The Third Industrial Revolution companies of the 20th Century used physical components as inputs to produce goods as output. Their capital investments were in land, machinery, factories. Their OpEx was in labour, raw material, fuel and repairs. The role of the business manager was to ensure that their plant and machinery lasted longer and control opex and maximise labour productivity.

The businesses in the Creator-economy are a different breed altogether. They don’t have issues of plant and machinery, and their investments and operating costs are more about talent bench strength. Yet their ability to grow their business in quick time and to global scale is phenomenal.

Education in a VUCA World

Business schools in 2021 are under immense pressure from prospective employers for the different kinds of skill sets they expect the students to possess. Every job onboarding is expected to deliver results from day-one and meet targets flawlessly. And a topic not spoken much about is “entrepreneurship”, which many youngsters are looking to grow into. Can our run-of-the-mill case studies prepare students to succeed in a world that is changing faster than cases can be written? What are the gaps in those cases?

The rise of new-age startups and knowledge-centric gig-economy roles are adding to the changing business landscape. None of those startups or businesses have had any precedence or textbook to learn from. How can cases written ten years ago be relevant today? The changed-context makes the content irrelevant! The Covid pandemic has also shown that no case-study can be treated as an updated-playbook and those could not help decision makers by offering any ideas.

In this age of Industry 4.0, business disruption is evident from the fact that 54 per cent of the Fortune 500 companies from the year 2000 are extinct (remember Kodak?) and many other that could feature in the 2030 list may not have been born yet! McKinsey’s study suggests that the average life-span of Standard & Poor’s 500 firms was 61 years in 1958, which now stands at less than 18 years. It also believes that in 2027, 75 per cent of the companies currently quoted on the S&P 500 would have disappeared. Can we prepare management students for the future with the help of cases with vanishing examples?

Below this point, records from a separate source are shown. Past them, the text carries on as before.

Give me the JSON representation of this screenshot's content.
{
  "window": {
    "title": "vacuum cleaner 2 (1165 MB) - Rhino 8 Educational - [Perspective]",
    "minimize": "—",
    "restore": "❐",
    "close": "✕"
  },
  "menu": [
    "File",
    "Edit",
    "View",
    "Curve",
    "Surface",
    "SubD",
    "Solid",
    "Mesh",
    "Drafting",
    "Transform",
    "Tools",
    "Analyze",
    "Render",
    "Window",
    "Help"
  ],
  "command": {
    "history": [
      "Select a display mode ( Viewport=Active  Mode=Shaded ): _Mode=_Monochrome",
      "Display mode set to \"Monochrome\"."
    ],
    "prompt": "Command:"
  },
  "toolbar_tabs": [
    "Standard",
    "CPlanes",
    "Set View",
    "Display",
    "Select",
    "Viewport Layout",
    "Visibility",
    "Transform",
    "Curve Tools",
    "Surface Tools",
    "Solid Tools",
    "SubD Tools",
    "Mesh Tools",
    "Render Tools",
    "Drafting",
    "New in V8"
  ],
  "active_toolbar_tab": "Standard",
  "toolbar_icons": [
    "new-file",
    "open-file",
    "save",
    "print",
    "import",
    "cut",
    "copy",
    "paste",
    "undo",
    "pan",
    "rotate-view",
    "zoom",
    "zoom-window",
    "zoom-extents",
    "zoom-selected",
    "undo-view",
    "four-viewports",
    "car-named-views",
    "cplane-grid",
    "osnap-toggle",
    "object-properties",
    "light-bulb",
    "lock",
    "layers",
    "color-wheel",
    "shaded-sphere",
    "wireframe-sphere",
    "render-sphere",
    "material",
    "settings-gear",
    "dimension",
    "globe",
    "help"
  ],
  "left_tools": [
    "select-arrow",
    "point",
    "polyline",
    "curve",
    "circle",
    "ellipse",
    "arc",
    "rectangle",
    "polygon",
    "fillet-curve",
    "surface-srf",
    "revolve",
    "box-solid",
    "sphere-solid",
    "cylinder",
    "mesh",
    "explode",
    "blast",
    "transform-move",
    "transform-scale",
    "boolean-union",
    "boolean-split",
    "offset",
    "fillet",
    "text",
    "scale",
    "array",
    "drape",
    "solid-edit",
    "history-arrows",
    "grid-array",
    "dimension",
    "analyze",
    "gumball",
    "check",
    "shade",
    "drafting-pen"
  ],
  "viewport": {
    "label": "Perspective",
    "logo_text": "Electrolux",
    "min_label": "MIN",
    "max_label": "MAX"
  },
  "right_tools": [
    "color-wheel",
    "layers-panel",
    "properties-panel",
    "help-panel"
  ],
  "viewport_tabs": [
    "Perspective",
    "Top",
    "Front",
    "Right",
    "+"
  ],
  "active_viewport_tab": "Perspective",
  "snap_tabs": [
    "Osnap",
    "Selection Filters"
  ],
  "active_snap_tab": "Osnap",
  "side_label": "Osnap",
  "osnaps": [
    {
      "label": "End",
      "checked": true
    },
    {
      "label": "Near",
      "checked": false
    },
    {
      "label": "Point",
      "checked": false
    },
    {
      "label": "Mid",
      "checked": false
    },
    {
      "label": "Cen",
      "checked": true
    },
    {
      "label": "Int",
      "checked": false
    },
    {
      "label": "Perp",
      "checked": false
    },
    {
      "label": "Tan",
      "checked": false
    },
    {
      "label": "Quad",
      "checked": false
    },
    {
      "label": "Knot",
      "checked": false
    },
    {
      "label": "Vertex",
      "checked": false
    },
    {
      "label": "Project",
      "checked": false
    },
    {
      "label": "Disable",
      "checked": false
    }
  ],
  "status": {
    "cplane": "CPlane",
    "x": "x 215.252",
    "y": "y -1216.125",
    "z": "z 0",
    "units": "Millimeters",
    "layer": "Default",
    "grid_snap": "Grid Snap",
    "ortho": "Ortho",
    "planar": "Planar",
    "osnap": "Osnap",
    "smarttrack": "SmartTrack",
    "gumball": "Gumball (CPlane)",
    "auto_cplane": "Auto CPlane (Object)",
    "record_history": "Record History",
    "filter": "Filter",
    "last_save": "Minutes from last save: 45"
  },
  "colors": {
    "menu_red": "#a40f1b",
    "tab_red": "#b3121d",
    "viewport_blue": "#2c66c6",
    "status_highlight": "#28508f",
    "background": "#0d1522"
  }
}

Management education must progress from algorithmic learning to meeting the fundamental way corporations look at skill sets needed as essentials – problem solving, empathy, creativity, empathy, leadership, strategic thinking, understanding technological progress and disruption, crisis management, ability to thrive under a chaotic and dynamic world, and dynamic decision making. After all, it’s the VUCA world we live in, and yet we teach steady-state management concepts!

In a data-driven world powered by digital technology, companies are constantly evolving. Because management education is about preparing business leaders of tomorrow, we need to dynamically align curriculums with the ever-changing demands of the workplace.

Future business leaders will require skills that will help them tackle current and future business challenges, including a digital mindset, a focus on continuous learning, the ability to make data-driven decisions, and critical thinking. Meritocracy, design thinking and out-of-the- box ingenuity would be the play of the century, and not mediocrity or subservience that we subconsciously teach in most of our management schools.